After practicing with the Linfield team for a couple of weeks this fall, Sneddon feels like she has already found a family and enjoys how intense and structured their practices are. Despite her being a transfer junior, Sneddon noted how welcoming and encouraging the team has been toward her. 

From Division I to Division II to Division III, junior Lydia Dillon has experienced the softball student-athlete experience from many different perspectives. After attending and playing softball for Boise State her freshman year, Dillon knew something needed to change. Concordia seemed like the whole package. She received impressive scholarships, allowing her to pursue a degree in nursing, continue to play softball and live at home. Subconsciously, Dillon suspected she was going to wake up from this perfect dream eventually. 

“We had just gotten back from an 11-day trip and got a text from the president of Concordia,” Dillon said. “I wasn’t even going to go to the meeting because I had an interview for a scholarship…I walked in and the vibe was really off.” The announcement that the school was closing made her feel sick to her stomach. No one knew this was coming. “My coaches were completely blindsided too,” she said. “They had no idea.”

Panic overcame her at first. Dillon knew she wanted to find a local nursing school that would accept her prerequisite courses. Finally, she found her third home at Linfield. “I’m always nervous coming in [to a new program] because I never know what to expect and it’s always different. I didn’t really know how accepting people were, or how much room they have on the team,” Dillon said. “I don’t want to take anyone’s spot or step on anyone’s toes or cause problems. I just want to come and I want to play and I want to have fun, and I feel like this is definitely a place where I can do that.” 

On that same Monday morning in February, the women’s soccer team at Concordia had just finished their early practice. Sophomore Davis and junior Serafini sat with their team in the locker room not knowing the information that their coach was about to dump on them. As their coach came in, tears were streaming down his face. The team still did not know what had happened, and they were confused because everything had seemed completely normal the previous day. Their coach had been recruiting like usual and did not realize that would be his last time scouting out players to better the soccer program at Concordia. 

Soccer’s Isabelle Davis and Maddie Serafini (Kate Walkup)

“It all happened really fast and because of the time, recruitment is already done at that point, all schools have already given all of their money away,” said Davis. The search to find another school that would fit all of their criteria seemed difficult in and of itself since it was so late in the year. To make matters worse, they did not expect the next curveball that would be thrown at them just several weeks later. Some of their teammates had recruiting visits lined up, but they were canceled due to COVID-19. Finally, both Davis and Serafini decided to make Linfield their new home. 

After arriving a week early to start training, Davis and Serafini have already fallen in love with the training style of the team.

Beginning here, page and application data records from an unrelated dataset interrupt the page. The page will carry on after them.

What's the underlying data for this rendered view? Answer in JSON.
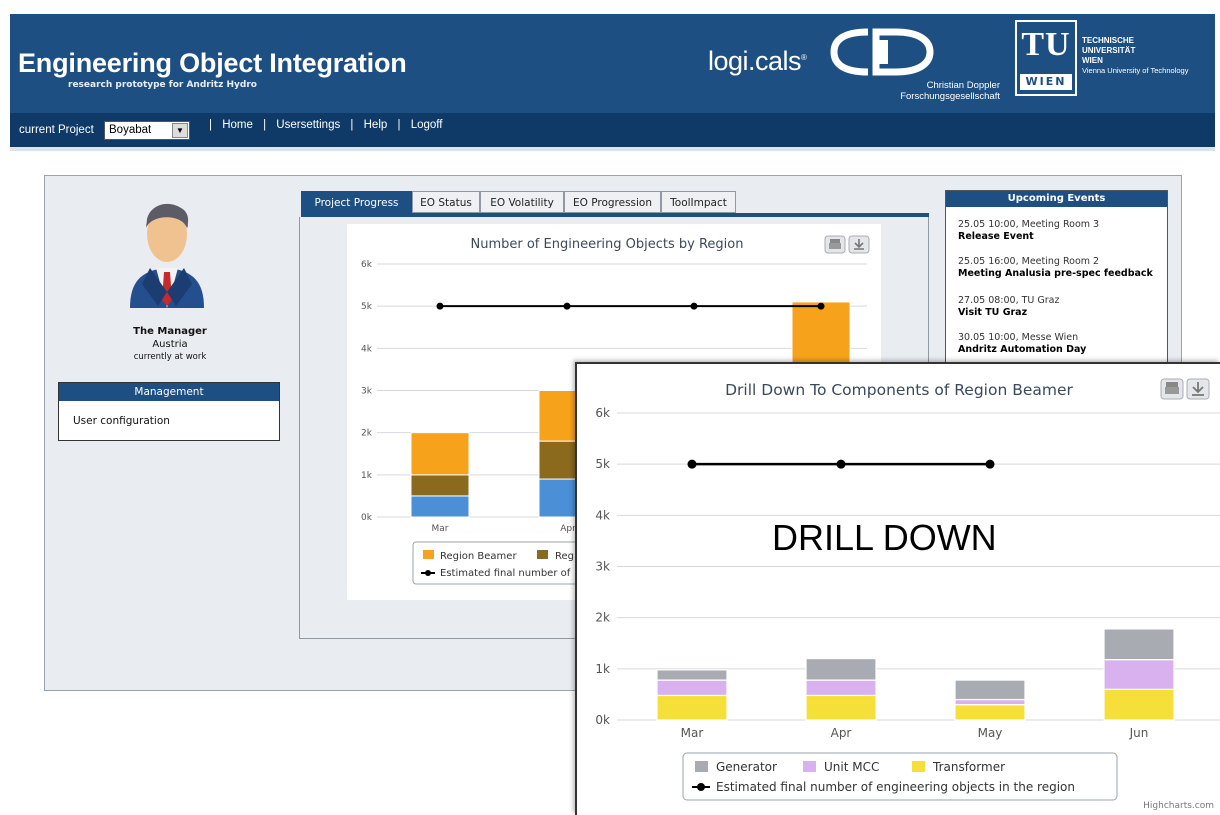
{
  "header": {
    "title": "Engineering Object Integration",
    "subtitle": "research prototype for Andritz Hydro",
    "logicals_logo": "logi.cals",
    "cd_logo_text_1": "Christian Doppler",
    "cd_logo_text_2": "Forschungsgesellschaft",
    "tu_logo_letters": "TU",
    "tu_logo_wien": "WIEN",
    "tu_text_1": "TECHNISCHE",
    "tu_text_2": "UNIVERSITÄT",
    "tu_text_3": "WIEN",
    "tu_text_4": "Vienna University of Technology"
  },
  "nav": {
    "project_label": "current Project",
    "project_value": "Boyabat",
    "links": [
      "Home",
      "Usersettings",
      "Help",
      "Logoff"
    ]
  },
  "profile": {
    "name": "The Manager",
    "country": "Austria",
    "status": "currently at work"
  },
  "management": {
    "header": "Management",
    "link": "User configuration"
  },
  "tabs": [
    "Project Progress",
    "EO Status",
    "EO Volatility",
    "EO Progression",
    "ToolImpact"
  ],
  "events": {
    "header": "Upcoming Events",
    "items": [
      {
        "date": "25.05 10:00, Meeting Room 3",
        "title": "Release Event"
      },
      {
        "date": "25.05 16:00, Meeting Room 2",
        "title": "Meeting Analusia pre-spec feedback"
      },
      {
        "date": "27.05 08:00, TU Graz",
        "title": "Visit TU Graz"
      },
      {
        "date": "30.05 10:00, Messe Wien",
        "title": "Andritz Automation Day"
      }
    ]
  },
  "drill_label": "DRILL DOWN",
  "credit": "Highcharts.com",
  "colors": {
    "header_blue": "#1e4f82",
    "nav_blue": "#0f3a68",
    "orange": "#f7a21b",
    "olive": "#8b6a1e",
    "blue": "#4b8fd6",
    "gray": "#a8acb2",
    "lilac": "#d8b1ee",
    "yellow": "#f7df3a"
  },
  "chart_data": [
    {
      "type": "bar",
      "title": "Number of Engineering Objects by Region",
      "categories": [
        "Mar",
        "Apr"
      ],
      "y_ticks": [
        "0k",
        "1k",
        "2k",
        "3k",
        "4k",
        "5k",
        "6k"
      ],
      "ylim": [
        0,
        6000
      ],
      "stacked": true,
      "series": [
        {
          "name": "Region Beamer",
          "values": [
            1000,
            1200
          ]
        },
        {
          "name": "Reg",
          "values": [
            500,
            900
          ]
        },
        {
          "name": "",
          "values": [
            500,
            900
          ]
        }
      ],
      "extra_bar_value": 5100,
      "line": {
        "name": "Estimated final number of",
        "values": [
          5000,
          5000,
          5000,
          5000
        ]
      },
      "legend_placement": "bottom"
    },
    {
      "type": "bar",
      "title": "Drill Down To Components of Region Beamer",
      "categories": [
        "Mar",
        "Apr",
        "May",
        "Jun"
      ],
      "y_ticks": [
        "0k",
        "1k",
        "2k",
        "3k",
        "4k",
        "5k",
        "6k"
      ],
      "ylim": [
        0,
        6000
      ],
      "stacked": true,
      "series": [
        {
          "name": "Generator",
          "values": [
            200,
            420,
            380,
            600
          ]
        },
        {
          "name": "Unit MCC",
          "values": [
            300,
            300,
            100,
            580
          ]
        },
        {
          "name": "Transformer",
          "values": [
            480,
            480,
            300,
            600
          ]
        }
      ],
      "line": {
        "name": "Estimated final number of engineering objects in the region",
        "values": [
          5000,
          5000,
          5000
        ]
      },
      "legend_placement": "bottom"
    }
  ]
}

They acknowledged how hardworking all of their new teammates are and enjoy how much everyone cares about the game. While the NCAA has not yet made an announcement on when sports will have their seasons, Davis and Serafini are keeping their heads up and making the most out of what they can control. “I think it makes it kind of fun because you don’t feel the pressure of having to learn so much in such a short period of time,” Davis said. “You have more time to get to know everyone before you start playing with them which is something that fall sports don’t get because you get a week and then you’re playing your first game. It’s been really nice to actually get to know everyone and get the team bond before we have to step on the field where it really matters.” 

Despite the uncertainties that lie ahead, these four student-athletes have embraced what they can control and have made the most of their first few weeks at Linfield. Both soccer and softball seasons are scheduled to resume in the spring if the pandemic remains under control, but that decision is in the hands of the NCAA. Through attitude, togetherness and determination, the four transfer athletes will continue to grow not only as players but also as individuals.